Comment  | 
Print  | 
More Insights
Comments
Newest First  |  Oldest First  |  Threaded View
Joe Stanganelli
50%
50%
Joe Stanganelli,
User Rank: Ninja
10/21/2017 | 3:28:41 PM
Compliance oopsies
All of these tips are important for all data-protection initatives, but especially the first one, IMHO. So many organizations, in my experience, think that they are in compliance when it turns out they have a big ol' OOPS glaring them in the face.

The relationship that TJX had with PCI-DSS comes immediately to mind, for instance. That company's CIO, way back when, before and during its major breach, chose to stand on a relatively shoddy justification of PCI-DSS compliance.
Want Your Daughter to Succeed in Cyber? Call Her John
John De Santis, CEO, HyTrust,  5/16/2018
Don't Roll the Dice When Prioritizing Vulnerability Fixes
Ericka Chickowski, Contributing Writer, Dark Reading,  5/15/2018
Why Enterprises Can't Ignore Third-Party IoT-Related Risks
Charlie Miller, Senior Vice President, The Santa Fe Group,  5/14/2018
Register for Dark Reading Newsletters
White Papers
Video
Cartoon Contest
Write a Caption, Win a Starbucks Card! Click Here
Latest Comment: "Security through obscurity"
Current Issue
How to Cope with the IT Security Skills Shortage
Most enterprises don't have all the in-house skills they need to meet the rising threat from online attackers. Here are some tips on ways to beat the shortage.
Flash Poll
[Strategic Security Report] How Enterprises Are Attacking the IT Security Problem
[Strategic Security Report] How Enterprises Are Attacking the IT Security Problem
Enterprises are spending more of their IT budgets on cybersecurity technology. How do your organization's security plans and strategies compare to what others are doing? Here's an in-depth look.
Twitter Feed
Dark Reading - Bug Report
Bug Report
Enterprise Vulnerabilities
From DHS/US-CERT's National Vulnerability Database
CVE-2018-11232
PUBLISHED: 2018-05-18
The etm_setup_aux function in drivers/hwtracing/coresight/coresight-etm-perf.c in the Linux kernel before 4.10.2 allows attackers to cause a denial of service (panic) because a parameter is incorrectly used as a local variable.
CVE-2017-15855
PUBLISHED: 2018-05-17

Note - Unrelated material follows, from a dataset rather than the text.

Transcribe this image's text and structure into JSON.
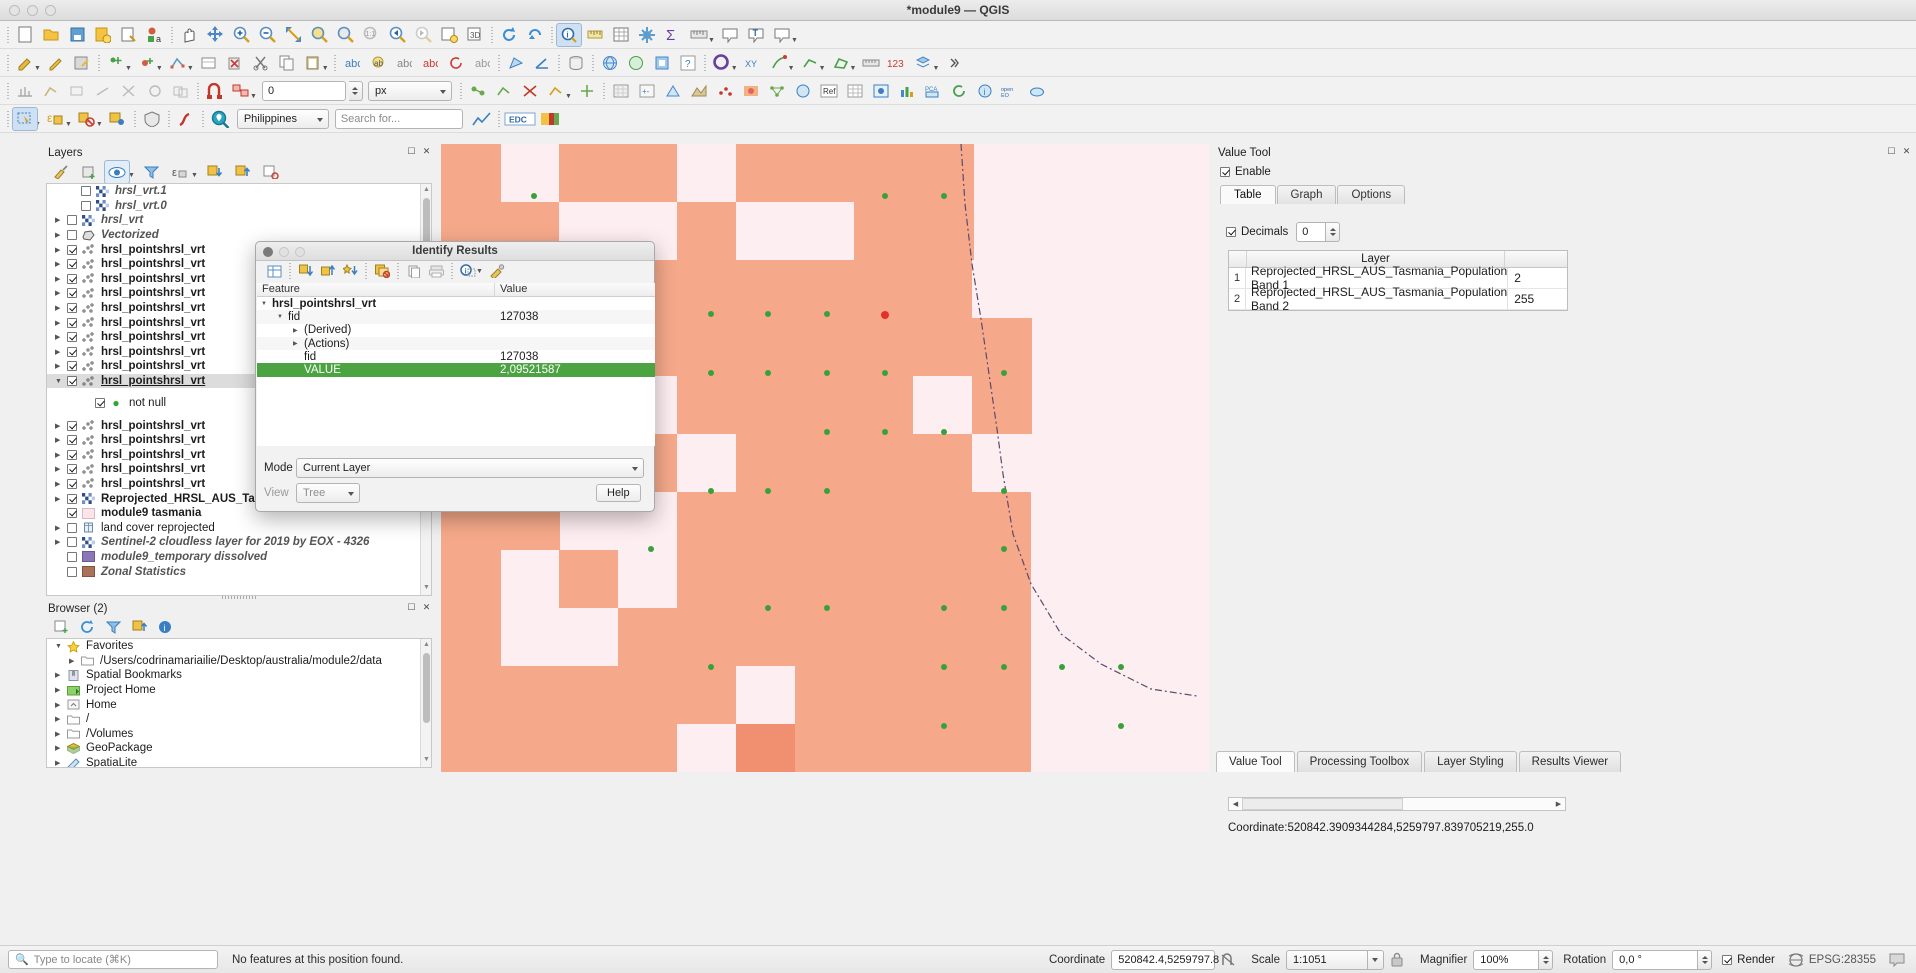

In Qualcomm Android for MSM, Firefox OS for MSM, and QRD Android with all Android releases from CAF using the Linux kernel, the camera application triggers "user-memory-access" issue as the Camera CPP module Linux driver directly accesses the application provided buffer, which resides in u...
CVE-2018-3567
PUBLISHED: 2018-05-17
In Qualcomm Android for MSM, Firefox OS for MSM, and QRD Android with all Android releases from CAF using the Linux kernel, a buffer overflow vulnerability exists in WLAN while processing the HTT_T2H_MSG_TYPE_PEER_MAP or HTT_T2H_MSG_TYPE_PEER_UNMAP messages.
CVE-2018-3568
PUBLISHED: 2018-05-17
In Qualcomm Android for MSM, Firefox OS for MSM, and QRD Android with all Android releases from CAF using the Linux kernel, in __wlan_hdd_cfg80211_vendor_scan(), a buffer overwrite can potentially occur.
CVE-2018-5827
PUBLISHED: 2018-05-17
In Qualcomm Android for MSM, Firefox OS for MSM, and QRD Android with all Android releases from CAF using the Linux kernel, a buffer overflow vulnerability exists in WLAN while processing an extscan hotlist event.